▶ **WORK TO BE COMPLETED**
The string "this" appears in some lines of the data. Report how many, with no other words.

▶ **Collected data entries**
================================

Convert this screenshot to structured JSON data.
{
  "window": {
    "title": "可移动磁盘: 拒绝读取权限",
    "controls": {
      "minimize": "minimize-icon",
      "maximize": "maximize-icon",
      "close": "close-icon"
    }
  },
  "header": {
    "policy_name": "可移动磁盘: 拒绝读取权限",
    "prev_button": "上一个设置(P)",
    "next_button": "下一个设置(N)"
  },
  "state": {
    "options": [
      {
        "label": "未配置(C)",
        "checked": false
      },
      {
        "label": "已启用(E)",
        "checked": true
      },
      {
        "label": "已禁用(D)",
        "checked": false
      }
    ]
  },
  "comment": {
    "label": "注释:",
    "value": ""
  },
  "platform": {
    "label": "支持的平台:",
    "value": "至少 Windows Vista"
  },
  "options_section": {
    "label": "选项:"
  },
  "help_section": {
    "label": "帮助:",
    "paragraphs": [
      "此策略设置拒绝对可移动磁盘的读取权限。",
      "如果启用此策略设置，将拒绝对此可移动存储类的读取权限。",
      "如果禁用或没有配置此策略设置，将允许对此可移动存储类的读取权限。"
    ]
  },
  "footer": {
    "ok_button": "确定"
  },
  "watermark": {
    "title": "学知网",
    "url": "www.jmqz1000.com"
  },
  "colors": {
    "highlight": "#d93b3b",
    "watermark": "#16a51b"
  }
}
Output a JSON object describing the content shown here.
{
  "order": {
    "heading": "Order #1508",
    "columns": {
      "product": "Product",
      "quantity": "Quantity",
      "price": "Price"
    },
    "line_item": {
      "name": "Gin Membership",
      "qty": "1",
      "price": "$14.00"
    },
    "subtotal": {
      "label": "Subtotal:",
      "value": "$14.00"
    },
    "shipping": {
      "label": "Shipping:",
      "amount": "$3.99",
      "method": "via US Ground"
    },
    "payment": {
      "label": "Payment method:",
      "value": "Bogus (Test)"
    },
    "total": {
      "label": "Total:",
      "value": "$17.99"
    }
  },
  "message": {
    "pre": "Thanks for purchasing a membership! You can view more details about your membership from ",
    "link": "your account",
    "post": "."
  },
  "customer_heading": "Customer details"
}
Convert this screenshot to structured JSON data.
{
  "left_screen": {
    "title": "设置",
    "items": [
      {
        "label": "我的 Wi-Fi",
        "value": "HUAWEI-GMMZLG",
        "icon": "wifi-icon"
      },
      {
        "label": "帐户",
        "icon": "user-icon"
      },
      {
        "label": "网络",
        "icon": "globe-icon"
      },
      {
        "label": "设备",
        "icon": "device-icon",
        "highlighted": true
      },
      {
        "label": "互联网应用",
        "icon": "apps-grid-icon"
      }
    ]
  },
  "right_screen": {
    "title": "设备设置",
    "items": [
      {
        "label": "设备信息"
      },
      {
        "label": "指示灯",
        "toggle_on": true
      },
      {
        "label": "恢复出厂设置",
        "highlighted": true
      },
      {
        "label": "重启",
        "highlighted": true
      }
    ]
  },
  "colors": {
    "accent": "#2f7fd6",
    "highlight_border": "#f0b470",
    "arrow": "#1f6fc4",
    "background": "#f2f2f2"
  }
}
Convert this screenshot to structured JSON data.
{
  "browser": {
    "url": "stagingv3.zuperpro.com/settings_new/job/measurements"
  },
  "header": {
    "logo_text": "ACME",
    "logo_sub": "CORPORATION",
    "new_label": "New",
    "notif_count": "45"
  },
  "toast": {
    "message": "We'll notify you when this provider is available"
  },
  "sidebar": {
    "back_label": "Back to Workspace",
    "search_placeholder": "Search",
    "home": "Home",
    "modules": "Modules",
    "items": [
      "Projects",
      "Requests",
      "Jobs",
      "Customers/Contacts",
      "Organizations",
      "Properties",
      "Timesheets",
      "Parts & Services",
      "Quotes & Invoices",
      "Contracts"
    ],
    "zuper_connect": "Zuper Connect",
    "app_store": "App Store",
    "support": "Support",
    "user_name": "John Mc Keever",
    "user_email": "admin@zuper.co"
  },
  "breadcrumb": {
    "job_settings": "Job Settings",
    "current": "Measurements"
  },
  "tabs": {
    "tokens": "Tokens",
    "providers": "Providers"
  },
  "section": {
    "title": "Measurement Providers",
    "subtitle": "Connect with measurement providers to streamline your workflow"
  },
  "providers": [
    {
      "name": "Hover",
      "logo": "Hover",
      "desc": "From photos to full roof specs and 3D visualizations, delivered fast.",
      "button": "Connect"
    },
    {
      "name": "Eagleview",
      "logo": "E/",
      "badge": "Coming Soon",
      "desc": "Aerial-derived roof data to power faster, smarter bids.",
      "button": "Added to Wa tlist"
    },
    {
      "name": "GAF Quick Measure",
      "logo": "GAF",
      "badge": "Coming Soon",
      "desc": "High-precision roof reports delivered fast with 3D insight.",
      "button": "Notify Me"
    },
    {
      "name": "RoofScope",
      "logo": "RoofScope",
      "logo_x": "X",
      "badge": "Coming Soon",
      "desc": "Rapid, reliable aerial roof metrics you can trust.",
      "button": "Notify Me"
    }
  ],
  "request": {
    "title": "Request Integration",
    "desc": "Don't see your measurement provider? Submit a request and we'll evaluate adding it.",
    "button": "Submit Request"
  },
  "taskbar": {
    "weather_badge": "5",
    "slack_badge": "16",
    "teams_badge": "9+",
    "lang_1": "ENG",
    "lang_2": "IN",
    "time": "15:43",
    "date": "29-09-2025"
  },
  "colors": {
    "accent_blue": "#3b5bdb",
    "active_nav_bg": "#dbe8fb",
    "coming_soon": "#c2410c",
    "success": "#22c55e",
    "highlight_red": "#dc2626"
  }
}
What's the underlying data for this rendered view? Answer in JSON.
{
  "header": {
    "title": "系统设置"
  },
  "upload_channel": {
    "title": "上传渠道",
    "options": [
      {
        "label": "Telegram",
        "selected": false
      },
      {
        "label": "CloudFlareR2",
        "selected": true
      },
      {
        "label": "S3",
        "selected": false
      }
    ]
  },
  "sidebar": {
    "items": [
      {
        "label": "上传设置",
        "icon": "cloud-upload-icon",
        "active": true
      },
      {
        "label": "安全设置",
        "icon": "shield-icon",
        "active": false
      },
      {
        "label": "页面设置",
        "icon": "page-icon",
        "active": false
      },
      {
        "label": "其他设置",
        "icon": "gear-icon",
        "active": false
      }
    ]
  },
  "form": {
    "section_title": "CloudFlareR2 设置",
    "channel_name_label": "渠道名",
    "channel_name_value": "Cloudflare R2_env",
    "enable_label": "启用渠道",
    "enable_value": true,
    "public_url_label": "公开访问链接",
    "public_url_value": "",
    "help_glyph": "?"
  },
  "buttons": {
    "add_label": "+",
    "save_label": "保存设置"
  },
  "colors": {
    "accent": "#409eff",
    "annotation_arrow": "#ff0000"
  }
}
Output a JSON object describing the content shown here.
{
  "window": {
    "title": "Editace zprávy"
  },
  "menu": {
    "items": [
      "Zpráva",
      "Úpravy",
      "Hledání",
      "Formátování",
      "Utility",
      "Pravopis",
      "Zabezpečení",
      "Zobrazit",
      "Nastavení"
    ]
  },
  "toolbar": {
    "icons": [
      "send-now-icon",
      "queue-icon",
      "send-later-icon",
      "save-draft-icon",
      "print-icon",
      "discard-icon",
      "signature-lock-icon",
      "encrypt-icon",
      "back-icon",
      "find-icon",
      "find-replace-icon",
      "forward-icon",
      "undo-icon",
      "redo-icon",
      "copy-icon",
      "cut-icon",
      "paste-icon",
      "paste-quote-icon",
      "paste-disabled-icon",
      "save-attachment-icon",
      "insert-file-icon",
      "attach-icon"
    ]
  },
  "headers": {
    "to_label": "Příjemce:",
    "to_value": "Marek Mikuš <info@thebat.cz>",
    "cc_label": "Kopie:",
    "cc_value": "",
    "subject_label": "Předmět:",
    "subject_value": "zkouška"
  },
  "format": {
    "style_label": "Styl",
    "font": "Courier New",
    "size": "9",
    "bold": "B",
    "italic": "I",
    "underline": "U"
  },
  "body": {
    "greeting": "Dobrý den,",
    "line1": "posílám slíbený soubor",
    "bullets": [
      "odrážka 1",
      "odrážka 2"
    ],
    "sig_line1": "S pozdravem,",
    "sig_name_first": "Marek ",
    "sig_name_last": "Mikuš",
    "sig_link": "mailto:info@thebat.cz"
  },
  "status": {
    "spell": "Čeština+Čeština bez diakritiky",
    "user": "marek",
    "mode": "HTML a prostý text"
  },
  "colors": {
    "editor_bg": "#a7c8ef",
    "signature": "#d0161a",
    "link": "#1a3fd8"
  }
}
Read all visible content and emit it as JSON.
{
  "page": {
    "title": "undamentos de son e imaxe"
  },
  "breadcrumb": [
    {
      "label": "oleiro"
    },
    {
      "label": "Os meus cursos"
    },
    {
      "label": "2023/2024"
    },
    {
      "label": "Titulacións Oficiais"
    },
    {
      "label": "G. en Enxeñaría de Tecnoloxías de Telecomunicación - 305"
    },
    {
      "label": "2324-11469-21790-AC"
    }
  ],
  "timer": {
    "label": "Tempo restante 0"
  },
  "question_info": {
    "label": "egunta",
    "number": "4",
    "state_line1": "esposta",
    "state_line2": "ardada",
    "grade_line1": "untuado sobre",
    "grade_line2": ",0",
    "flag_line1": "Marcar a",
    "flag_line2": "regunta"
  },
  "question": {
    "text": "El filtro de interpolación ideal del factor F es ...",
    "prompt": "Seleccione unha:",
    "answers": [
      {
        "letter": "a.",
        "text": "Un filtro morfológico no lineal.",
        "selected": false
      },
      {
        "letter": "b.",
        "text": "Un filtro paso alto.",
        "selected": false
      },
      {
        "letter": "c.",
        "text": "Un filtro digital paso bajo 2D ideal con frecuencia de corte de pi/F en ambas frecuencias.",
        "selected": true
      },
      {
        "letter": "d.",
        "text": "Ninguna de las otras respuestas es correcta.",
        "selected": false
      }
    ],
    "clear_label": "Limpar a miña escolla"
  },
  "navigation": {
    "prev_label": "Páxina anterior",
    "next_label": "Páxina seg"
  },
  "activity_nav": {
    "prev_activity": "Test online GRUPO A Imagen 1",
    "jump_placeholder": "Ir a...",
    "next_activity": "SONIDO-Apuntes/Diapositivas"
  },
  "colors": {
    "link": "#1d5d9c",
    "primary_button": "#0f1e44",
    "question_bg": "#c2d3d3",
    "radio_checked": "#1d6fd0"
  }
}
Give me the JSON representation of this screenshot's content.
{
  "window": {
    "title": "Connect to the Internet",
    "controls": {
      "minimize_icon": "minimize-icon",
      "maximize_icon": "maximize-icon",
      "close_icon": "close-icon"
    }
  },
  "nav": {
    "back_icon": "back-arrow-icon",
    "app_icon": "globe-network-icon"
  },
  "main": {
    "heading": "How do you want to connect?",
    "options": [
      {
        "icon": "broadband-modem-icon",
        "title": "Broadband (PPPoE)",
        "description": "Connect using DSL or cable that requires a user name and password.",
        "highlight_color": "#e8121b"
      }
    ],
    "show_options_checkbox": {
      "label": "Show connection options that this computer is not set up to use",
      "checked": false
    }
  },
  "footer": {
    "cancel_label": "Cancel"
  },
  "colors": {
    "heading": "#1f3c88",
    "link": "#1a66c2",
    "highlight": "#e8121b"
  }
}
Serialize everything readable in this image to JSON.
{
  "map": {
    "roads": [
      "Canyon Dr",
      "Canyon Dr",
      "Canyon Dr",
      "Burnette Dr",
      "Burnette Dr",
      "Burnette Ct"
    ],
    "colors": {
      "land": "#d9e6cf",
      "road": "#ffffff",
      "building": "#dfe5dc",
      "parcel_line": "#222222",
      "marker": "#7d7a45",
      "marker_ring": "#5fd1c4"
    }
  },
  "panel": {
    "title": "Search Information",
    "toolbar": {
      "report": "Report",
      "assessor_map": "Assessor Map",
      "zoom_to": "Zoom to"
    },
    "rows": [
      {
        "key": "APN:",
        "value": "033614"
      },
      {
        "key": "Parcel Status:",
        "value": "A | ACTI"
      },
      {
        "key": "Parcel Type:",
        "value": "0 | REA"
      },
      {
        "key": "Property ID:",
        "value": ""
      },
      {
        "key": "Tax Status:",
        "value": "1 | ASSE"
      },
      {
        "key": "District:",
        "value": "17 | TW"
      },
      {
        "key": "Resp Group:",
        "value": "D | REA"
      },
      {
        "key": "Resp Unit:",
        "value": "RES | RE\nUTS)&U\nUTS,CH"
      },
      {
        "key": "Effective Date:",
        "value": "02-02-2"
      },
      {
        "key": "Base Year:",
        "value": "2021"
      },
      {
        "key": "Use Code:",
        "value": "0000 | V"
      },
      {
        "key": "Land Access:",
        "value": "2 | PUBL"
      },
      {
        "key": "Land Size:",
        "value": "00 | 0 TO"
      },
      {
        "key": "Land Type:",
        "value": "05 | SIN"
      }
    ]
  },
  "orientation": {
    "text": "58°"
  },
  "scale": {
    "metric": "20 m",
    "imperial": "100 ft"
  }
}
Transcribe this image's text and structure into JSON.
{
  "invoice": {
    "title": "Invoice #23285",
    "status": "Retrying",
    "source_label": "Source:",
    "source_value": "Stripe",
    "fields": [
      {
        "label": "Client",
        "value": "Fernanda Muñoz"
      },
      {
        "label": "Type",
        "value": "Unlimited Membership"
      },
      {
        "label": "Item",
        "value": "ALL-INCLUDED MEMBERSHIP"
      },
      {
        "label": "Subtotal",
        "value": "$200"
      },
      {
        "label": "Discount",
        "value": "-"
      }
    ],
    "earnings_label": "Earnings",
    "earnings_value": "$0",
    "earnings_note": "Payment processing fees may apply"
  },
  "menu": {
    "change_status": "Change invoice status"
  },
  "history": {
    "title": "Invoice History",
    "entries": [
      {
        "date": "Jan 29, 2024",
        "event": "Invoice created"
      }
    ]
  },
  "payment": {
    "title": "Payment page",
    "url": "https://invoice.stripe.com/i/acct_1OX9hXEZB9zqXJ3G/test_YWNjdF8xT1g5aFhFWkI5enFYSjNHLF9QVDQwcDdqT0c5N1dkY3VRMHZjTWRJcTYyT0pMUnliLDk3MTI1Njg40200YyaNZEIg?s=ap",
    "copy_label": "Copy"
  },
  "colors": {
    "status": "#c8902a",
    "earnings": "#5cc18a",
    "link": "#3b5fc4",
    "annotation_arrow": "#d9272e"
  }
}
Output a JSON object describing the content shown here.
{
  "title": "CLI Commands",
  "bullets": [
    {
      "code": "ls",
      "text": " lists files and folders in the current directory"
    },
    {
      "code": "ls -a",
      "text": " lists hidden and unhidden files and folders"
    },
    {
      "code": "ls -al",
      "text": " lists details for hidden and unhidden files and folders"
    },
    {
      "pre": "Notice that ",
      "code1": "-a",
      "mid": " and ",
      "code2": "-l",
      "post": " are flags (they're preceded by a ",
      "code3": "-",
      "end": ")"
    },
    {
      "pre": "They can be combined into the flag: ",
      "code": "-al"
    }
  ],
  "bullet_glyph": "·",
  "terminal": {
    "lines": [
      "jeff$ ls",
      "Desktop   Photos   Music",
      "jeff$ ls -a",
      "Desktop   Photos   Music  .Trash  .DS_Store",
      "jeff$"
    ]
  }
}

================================

▶ **OUTPUT OF THE EXERCISE**
9